To demonstrate the selective extraction of a radioactive analyte, 100 μl of a radioactive solution was placed on each membrane for 20 minutes. The solution was then removed and the membrane was rinsed with water. The membrane was allowed to dry and was then counted using alpha spectrometry for 90,000 seconds.
Three solutions were used to test the extractive properties of the membranes. The first ("solution 1") was 0.1 M hydrochloric acid. The second solution ("solution 2") was 4 M hydrochloric acid. The third solution ("solution 3") was a solution of sodium nitrite in 0.1 M hydrochloric acid. All three solutions had approximately 50 pCi/ml of both 242Pu and 243 Am.
The control membranes (i.e. those without any extractive ligand) did not have any appreciable activity.
An extractant membrane extracted 73% of the 242Pu and 31% 243Am from the solution 1. The membrane extracted 21% of the 242Pu and 4% of the 243Am from solution 2. The membrane extracted 28% of the 242Pu 19% of the 243Am from solution 3.
This EXAMPLE demonstrates that the relative amount of plutonium extracted from solution compared to americium can be controlled by using different concentrations of acids and other additives such as the sodium nitrite. It should be possible to exercise an even greater amount of control over the extractive properties of a membrane of this invention depending on the choice of extractant used with the collodion matrix. This EXAMPLE also shows that using a solid support for the membrane increases their utility due to the increased structural rigidity provided by the solid support
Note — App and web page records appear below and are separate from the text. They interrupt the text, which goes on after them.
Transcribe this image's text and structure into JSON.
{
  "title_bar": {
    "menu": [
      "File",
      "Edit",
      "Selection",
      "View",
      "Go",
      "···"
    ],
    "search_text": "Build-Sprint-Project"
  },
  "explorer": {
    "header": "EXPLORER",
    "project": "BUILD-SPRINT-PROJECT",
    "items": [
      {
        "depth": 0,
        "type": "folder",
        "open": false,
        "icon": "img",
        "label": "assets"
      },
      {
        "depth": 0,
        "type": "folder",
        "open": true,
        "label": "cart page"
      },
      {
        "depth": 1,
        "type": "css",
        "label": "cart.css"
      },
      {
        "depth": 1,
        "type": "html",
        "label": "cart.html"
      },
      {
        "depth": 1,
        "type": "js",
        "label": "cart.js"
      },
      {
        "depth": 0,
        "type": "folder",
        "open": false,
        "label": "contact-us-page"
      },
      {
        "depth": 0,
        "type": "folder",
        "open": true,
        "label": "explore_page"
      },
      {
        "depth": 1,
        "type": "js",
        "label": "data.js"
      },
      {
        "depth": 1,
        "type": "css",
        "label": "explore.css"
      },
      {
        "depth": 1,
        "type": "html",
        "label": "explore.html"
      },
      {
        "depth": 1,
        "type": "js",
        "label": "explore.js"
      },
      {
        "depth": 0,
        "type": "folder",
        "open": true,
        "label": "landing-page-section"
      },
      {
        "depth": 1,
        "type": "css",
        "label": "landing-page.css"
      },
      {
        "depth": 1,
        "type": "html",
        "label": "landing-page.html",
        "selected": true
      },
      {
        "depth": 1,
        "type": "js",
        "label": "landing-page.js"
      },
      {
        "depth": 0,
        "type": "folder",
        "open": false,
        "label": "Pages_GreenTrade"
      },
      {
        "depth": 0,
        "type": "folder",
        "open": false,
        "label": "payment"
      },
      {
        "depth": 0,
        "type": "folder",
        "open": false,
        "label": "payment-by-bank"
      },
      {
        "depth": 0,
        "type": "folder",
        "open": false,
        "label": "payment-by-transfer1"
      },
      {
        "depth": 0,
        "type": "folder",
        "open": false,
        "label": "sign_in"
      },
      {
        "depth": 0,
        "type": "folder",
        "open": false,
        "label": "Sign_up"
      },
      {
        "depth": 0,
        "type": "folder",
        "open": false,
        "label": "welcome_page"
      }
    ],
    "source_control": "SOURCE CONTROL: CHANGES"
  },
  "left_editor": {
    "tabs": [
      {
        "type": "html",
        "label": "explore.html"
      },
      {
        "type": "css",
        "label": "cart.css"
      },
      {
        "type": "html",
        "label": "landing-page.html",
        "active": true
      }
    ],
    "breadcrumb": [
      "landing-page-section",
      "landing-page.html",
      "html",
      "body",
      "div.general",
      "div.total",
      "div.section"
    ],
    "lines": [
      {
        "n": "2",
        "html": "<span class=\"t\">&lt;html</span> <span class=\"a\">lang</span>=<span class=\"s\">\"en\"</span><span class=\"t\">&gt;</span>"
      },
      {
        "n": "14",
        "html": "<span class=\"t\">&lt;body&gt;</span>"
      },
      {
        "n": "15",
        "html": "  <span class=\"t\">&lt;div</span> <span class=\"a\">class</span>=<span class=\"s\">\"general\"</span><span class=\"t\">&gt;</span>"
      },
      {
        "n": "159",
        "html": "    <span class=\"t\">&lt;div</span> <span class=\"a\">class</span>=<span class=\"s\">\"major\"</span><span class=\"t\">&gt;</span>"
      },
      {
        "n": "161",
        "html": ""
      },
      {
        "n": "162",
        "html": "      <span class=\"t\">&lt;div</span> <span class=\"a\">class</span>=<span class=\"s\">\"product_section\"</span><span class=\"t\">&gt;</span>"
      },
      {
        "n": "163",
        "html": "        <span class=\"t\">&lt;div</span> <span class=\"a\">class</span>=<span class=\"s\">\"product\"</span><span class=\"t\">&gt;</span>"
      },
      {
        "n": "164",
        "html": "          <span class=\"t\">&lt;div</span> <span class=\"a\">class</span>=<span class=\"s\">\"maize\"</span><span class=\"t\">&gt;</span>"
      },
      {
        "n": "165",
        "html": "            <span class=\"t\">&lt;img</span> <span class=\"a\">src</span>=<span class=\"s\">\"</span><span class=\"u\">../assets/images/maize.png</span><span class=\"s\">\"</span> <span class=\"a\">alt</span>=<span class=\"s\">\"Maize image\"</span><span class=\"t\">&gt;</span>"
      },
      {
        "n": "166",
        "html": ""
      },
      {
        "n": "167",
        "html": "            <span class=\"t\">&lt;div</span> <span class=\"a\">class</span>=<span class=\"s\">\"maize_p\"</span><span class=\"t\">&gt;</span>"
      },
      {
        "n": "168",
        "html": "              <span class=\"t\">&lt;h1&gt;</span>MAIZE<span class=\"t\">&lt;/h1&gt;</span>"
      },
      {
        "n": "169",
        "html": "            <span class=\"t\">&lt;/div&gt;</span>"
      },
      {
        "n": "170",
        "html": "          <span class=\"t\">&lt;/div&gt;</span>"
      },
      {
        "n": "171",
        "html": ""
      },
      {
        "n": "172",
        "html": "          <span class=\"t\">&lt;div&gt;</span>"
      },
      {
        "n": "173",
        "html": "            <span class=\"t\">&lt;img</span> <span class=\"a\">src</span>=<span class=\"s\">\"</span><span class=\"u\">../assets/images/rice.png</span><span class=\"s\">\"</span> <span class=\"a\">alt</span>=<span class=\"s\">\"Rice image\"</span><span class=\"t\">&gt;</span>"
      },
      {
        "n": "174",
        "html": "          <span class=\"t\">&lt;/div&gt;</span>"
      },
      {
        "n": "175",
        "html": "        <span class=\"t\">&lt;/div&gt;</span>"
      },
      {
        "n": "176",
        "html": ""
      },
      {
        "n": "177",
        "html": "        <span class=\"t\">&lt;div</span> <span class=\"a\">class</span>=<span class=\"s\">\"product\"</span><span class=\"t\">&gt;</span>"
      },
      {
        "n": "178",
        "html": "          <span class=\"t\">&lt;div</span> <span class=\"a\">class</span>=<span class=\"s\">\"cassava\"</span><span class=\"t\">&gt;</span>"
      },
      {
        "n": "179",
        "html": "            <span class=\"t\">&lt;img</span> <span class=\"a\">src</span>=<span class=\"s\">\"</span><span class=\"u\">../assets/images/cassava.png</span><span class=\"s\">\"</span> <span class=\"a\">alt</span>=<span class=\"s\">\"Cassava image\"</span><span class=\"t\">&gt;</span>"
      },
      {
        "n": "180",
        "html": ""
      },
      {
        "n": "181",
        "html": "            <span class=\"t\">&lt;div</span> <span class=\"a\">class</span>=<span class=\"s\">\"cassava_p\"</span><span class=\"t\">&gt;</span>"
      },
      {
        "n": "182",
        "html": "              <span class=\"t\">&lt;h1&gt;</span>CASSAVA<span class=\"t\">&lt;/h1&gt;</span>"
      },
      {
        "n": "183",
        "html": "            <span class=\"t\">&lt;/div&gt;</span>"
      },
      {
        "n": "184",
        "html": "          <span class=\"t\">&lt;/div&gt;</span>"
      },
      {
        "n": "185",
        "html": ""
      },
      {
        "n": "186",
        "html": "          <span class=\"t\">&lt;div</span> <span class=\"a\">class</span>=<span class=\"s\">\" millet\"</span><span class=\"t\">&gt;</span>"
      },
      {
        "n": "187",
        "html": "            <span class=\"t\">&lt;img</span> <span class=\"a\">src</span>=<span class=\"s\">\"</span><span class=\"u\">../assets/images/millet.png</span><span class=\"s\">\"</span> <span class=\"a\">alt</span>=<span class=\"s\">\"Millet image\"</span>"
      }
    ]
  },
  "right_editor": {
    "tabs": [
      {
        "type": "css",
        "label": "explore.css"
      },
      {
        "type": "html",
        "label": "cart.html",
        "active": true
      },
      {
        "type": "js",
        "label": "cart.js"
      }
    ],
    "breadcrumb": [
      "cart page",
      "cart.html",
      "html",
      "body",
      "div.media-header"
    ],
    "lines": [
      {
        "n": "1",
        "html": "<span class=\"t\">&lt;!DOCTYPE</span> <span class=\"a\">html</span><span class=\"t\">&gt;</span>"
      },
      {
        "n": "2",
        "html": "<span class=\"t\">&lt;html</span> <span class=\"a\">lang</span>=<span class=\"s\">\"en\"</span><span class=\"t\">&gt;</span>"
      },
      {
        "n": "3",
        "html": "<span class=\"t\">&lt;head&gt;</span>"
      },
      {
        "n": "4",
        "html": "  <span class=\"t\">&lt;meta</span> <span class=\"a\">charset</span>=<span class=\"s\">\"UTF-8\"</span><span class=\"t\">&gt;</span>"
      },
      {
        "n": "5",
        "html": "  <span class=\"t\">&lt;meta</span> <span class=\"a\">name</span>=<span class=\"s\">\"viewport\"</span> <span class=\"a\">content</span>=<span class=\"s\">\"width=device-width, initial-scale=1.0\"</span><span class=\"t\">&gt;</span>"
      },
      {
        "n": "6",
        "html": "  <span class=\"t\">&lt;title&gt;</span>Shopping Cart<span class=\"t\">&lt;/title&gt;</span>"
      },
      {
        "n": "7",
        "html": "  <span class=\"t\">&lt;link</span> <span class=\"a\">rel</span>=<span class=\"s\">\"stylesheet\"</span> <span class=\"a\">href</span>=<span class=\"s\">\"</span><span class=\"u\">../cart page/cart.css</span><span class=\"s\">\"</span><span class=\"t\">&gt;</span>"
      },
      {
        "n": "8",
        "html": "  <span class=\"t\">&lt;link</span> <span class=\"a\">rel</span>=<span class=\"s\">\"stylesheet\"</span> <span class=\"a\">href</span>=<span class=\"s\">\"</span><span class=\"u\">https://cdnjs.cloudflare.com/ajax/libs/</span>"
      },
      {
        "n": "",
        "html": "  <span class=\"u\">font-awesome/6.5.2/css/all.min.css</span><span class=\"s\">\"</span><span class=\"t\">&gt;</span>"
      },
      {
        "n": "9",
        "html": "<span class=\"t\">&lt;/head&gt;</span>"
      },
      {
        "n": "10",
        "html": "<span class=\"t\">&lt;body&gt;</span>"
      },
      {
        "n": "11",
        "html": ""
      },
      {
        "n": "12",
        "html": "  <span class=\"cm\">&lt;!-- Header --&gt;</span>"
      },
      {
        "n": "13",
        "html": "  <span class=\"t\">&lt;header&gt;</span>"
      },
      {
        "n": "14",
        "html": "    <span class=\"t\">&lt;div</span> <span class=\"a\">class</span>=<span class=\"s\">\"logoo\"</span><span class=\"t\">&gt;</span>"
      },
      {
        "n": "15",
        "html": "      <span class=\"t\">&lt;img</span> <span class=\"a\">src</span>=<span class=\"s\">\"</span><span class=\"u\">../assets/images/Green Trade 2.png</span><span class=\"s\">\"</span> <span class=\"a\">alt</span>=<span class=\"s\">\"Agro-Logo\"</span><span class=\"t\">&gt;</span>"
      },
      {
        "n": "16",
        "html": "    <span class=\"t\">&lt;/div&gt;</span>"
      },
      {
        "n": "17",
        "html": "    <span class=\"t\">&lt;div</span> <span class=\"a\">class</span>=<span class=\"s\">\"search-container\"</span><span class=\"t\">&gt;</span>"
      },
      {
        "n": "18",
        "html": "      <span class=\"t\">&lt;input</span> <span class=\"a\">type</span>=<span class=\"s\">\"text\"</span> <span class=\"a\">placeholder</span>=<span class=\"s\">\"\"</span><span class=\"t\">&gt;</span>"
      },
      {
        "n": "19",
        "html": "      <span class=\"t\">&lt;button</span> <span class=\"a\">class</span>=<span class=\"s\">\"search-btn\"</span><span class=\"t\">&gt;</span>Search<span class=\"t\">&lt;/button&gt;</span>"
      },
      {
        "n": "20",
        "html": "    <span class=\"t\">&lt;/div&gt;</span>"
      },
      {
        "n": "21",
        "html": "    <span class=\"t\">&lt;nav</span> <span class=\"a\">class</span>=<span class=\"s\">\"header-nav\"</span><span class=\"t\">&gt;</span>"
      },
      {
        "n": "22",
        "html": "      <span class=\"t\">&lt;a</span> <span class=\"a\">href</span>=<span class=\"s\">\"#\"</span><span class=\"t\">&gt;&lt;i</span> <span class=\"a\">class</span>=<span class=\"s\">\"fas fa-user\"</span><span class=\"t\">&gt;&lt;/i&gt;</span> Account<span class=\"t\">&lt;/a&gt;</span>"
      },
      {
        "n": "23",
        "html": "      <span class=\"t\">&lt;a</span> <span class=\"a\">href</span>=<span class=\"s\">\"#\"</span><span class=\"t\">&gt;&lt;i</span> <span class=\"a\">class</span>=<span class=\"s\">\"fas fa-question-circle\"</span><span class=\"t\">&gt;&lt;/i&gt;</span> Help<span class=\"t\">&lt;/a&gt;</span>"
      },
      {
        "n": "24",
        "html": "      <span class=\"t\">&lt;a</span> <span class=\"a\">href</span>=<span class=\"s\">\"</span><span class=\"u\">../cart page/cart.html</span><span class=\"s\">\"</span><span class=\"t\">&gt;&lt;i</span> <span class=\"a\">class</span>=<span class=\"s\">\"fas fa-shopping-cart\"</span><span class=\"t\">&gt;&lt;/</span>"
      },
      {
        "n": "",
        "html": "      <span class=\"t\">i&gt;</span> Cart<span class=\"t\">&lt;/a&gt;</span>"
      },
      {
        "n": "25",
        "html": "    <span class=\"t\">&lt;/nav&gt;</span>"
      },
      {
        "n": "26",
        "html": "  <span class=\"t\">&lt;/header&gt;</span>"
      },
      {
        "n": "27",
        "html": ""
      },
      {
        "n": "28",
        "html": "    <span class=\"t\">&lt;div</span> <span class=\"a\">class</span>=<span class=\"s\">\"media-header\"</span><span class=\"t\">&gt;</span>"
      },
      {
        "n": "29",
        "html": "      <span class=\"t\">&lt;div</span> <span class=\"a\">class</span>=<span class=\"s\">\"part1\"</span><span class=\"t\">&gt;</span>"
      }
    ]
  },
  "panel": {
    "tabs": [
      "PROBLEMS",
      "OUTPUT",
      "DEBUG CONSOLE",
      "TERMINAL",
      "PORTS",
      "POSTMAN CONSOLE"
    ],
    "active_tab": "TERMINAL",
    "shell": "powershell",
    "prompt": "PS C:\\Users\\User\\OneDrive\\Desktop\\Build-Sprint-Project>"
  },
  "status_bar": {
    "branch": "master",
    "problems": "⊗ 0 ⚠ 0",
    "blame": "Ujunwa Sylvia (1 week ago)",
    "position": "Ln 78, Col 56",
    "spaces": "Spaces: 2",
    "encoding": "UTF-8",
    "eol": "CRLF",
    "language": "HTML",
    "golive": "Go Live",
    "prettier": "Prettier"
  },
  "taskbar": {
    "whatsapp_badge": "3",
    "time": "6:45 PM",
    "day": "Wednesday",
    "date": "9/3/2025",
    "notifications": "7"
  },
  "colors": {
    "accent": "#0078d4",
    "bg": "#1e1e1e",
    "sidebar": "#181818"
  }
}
The foregoing description of the invention has been presented for purposes of illustration and description and is not intended to be exhaustive or to limit the invention to the precise form disclosed, and obviously many modifications and variations are possible in light of the above teaching.
The embodiments were chosen and described in order to best explain the principles of the invention and its practical application to thereby enable others skilled in the art to best utilize the invention in various embodiments and with various modifications as are suited to the particular use contemplated. It is intended that the scope of the invention be defined by the claims appended hereto.
Patent applications by Dominic S. Peterson, Los Alamos, NM US
Patent applications by Los Alamos National Security, LLC
Patent applications in class INCLUDING USE OF RADIOACTIVE PROPERTIES
Patent applications in all subclasses INCLUDING USE OF RADIOACTIVE PROPERTIES